Similarly, Hindustan Unilever pioneered a distribution model in 2001 to get its personal care products into the hands of rural villagers. A significant fraction of rural villages lack paved roads, making traditional truck-based distribution very difficult. The company developed a network of 14,000 women and women-owned co-ops to serve 50,000 villages. The women handle the logistics and door-to-door retailing of a range of personal care products. To address the needs of the market and the novel distribution system, Hindustan Unilever changed product packaging. By using this approach, Hindustan Unilever does not have to deal with the problem of moving product in rural India. The women or their employees come to the company’s urban distribution centers to get the product.
* When designing new products or services, consider how those products will be distributed.
* Think about the role that local entrepreneurs or business partners can serve
* Design the product to support the distribution channel (e.g., modularity, ease of assembly, packaging, etc.)
For more information: Vijay Govindarajan discussed Tata Motors’ strategy at the HSM webinar on March 18 and will be speaking at the World Innovation Forum being held May 5-6, 2009 in New York City
Hindustan Unilever’s distribution model: Discussed at MIT Center for Transportation and Logistics Roundtable on Supply Chain Strategies in Emerging Markets led by Dr. Edgar Blanco.
Case study, Entrepreneurs, Growth, How-to, Innovation, New Product Development, Opportunity, Strategy
Point: Use a simple formula to evaluate a design
Story: “Italian design” sparks images of beauty, the Renaissance, craftsmanship. Alessi, a leading Italian design firm, has been creating products for the home for three generations. CEO Alberto Alessi describes the company as an artistic mediator, bridging the highest possible expressions of product design with customer dreams. Given such intangible goals, how does Alessi access whether a new product design will succeed?
Alessi has a 4-part formula:
- Does it speak to the customer? (Do customers say “oh, that’s beautiful”?)
- Does it help the customer express a core value? (For example: simple yet elegant; uniqueness; earth-friendly)
CEO Alessi developed this formula after evaluating 300 of his firm’s products and asking why some were big successes and others were fiascoes.
Action: Look back over the portfolio of products or services that your firm has produced. Are there patterns in which ones succeeded and which ones failed? Use these commonalities to devise your own formula, or try Alessi’s.

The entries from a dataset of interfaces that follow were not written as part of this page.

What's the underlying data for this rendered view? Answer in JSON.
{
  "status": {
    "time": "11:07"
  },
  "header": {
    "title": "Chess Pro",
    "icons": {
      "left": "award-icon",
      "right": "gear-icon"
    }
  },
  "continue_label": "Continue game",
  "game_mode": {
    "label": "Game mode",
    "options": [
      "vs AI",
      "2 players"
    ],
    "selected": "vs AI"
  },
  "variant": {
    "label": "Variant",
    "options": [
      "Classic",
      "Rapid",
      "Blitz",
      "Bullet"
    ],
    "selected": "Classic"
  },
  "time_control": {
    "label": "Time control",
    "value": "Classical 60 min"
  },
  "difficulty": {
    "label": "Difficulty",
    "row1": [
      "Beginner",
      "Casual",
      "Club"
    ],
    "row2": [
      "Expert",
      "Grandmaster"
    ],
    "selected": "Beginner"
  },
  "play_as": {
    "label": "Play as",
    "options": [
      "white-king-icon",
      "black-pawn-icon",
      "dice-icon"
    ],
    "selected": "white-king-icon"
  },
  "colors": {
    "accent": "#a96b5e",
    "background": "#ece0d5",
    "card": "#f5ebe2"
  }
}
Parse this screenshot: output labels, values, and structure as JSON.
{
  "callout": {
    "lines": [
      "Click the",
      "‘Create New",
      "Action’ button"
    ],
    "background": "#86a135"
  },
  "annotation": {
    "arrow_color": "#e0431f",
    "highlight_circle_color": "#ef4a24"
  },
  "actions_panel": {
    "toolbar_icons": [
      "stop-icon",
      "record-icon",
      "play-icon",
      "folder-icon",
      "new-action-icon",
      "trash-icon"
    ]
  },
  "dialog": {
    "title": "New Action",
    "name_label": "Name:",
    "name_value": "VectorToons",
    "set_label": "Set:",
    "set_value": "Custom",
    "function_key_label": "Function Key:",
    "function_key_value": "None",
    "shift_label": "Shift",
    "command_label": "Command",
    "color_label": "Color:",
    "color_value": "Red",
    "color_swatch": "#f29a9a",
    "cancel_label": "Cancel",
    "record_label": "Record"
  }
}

For more information:
Interview with CEO Alberto Alessi in the McKinsey Quarterly
About Alessi: http://www.alessi.com/
Innovation, Metrics, New Product Development